From the entries below, copy every line that has the word "path".

THE DATA below:

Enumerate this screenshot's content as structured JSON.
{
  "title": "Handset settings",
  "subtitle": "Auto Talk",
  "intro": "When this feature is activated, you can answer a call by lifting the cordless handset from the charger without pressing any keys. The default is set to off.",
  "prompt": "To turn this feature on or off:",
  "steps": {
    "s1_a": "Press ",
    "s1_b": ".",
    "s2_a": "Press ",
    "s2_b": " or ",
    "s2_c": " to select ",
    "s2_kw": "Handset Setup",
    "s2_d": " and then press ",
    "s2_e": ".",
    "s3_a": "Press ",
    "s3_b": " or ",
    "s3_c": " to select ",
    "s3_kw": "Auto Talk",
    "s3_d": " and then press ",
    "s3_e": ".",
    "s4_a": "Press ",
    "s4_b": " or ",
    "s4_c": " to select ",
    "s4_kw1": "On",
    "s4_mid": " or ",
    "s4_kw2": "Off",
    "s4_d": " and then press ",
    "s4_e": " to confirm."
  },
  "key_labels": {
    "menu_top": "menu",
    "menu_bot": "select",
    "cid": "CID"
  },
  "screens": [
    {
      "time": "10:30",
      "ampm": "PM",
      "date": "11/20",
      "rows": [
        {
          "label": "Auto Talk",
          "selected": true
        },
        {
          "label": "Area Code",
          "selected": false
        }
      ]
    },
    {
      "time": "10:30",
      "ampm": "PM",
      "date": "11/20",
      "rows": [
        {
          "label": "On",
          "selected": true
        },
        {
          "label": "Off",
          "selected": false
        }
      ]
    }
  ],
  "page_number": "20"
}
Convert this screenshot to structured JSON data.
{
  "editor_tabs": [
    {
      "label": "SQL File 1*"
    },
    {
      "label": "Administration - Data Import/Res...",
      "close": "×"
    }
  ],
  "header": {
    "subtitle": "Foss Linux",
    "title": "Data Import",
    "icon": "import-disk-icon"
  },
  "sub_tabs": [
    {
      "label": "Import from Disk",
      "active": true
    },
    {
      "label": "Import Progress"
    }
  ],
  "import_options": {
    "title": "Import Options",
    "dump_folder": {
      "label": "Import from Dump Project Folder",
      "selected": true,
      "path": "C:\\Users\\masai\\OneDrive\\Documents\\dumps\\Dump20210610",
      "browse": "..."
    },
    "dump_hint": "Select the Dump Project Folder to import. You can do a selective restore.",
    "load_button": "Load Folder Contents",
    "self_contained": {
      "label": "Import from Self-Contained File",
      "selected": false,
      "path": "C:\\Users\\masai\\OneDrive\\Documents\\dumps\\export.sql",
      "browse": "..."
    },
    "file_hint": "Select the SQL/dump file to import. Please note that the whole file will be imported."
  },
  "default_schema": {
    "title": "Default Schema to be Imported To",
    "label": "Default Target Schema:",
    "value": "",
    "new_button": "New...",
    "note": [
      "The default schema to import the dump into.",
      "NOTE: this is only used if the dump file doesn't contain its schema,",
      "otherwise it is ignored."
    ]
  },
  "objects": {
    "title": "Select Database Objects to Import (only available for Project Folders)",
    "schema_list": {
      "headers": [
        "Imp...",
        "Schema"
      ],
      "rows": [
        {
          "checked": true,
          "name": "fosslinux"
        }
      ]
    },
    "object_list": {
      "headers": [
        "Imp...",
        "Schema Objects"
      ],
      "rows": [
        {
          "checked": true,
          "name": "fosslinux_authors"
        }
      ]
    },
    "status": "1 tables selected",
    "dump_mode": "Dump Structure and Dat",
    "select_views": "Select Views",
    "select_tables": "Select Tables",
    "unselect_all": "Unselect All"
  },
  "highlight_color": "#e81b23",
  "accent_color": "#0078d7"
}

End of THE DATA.
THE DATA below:

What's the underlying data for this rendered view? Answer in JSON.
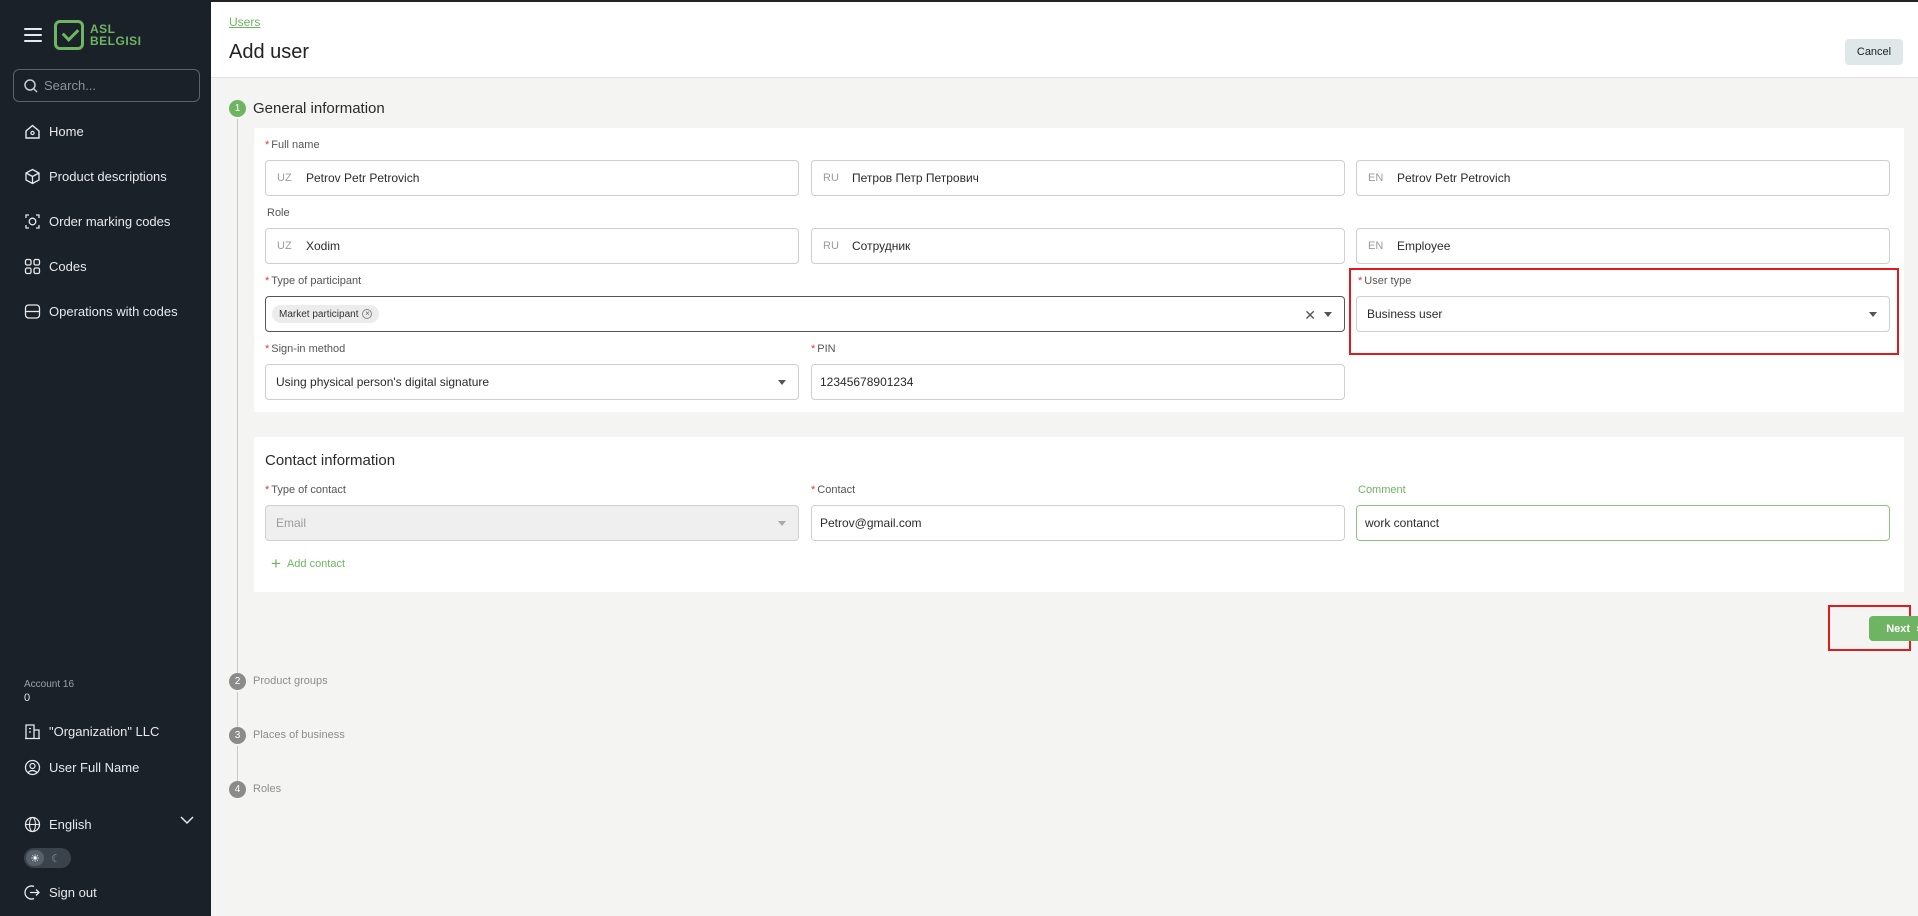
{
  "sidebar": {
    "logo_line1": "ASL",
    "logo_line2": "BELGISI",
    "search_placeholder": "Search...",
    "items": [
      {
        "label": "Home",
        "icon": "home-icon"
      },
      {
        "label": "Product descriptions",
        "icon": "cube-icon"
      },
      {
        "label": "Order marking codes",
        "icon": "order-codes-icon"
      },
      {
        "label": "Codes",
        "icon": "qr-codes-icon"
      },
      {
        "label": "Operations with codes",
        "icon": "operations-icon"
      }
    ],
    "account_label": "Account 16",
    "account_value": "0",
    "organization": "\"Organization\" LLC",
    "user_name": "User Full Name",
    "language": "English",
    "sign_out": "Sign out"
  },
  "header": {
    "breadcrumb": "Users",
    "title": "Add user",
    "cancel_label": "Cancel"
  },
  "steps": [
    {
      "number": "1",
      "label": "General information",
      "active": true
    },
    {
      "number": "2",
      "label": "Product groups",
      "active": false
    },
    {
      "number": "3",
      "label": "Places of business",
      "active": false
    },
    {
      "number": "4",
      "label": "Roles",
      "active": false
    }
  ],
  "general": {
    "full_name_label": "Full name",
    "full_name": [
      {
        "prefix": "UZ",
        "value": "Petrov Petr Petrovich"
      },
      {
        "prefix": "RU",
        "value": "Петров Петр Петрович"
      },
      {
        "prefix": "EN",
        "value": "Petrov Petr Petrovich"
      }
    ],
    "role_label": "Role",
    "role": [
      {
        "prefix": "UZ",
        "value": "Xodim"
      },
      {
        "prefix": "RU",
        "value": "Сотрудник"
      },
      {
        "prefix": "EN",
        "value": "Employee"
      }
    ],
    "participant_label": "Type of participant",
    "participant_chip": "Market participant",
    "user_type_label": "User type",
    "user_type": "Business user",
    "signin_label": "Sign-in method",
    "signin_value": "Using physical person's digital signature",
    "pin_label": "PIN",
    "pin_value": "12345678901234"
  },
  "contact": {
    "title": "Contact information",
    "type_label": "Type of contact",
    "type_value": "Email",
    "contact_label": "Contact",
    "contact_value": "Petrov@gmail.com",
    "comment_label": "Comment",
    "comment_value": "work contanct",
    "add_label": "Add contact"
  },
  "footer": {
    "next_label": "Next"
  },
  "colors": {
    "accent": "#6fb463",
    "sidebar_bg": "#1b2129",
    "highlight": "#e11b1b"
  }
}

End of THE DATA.

OUTPUT FOR THIS TASK:
      "path": "C:\\Users\\masai\\OneDrive\\Documents\\dumps\\Dump20210610",
      "path": "C:\\Users\\masai\\OneDrive\\Documents\\dumps\\export.sql",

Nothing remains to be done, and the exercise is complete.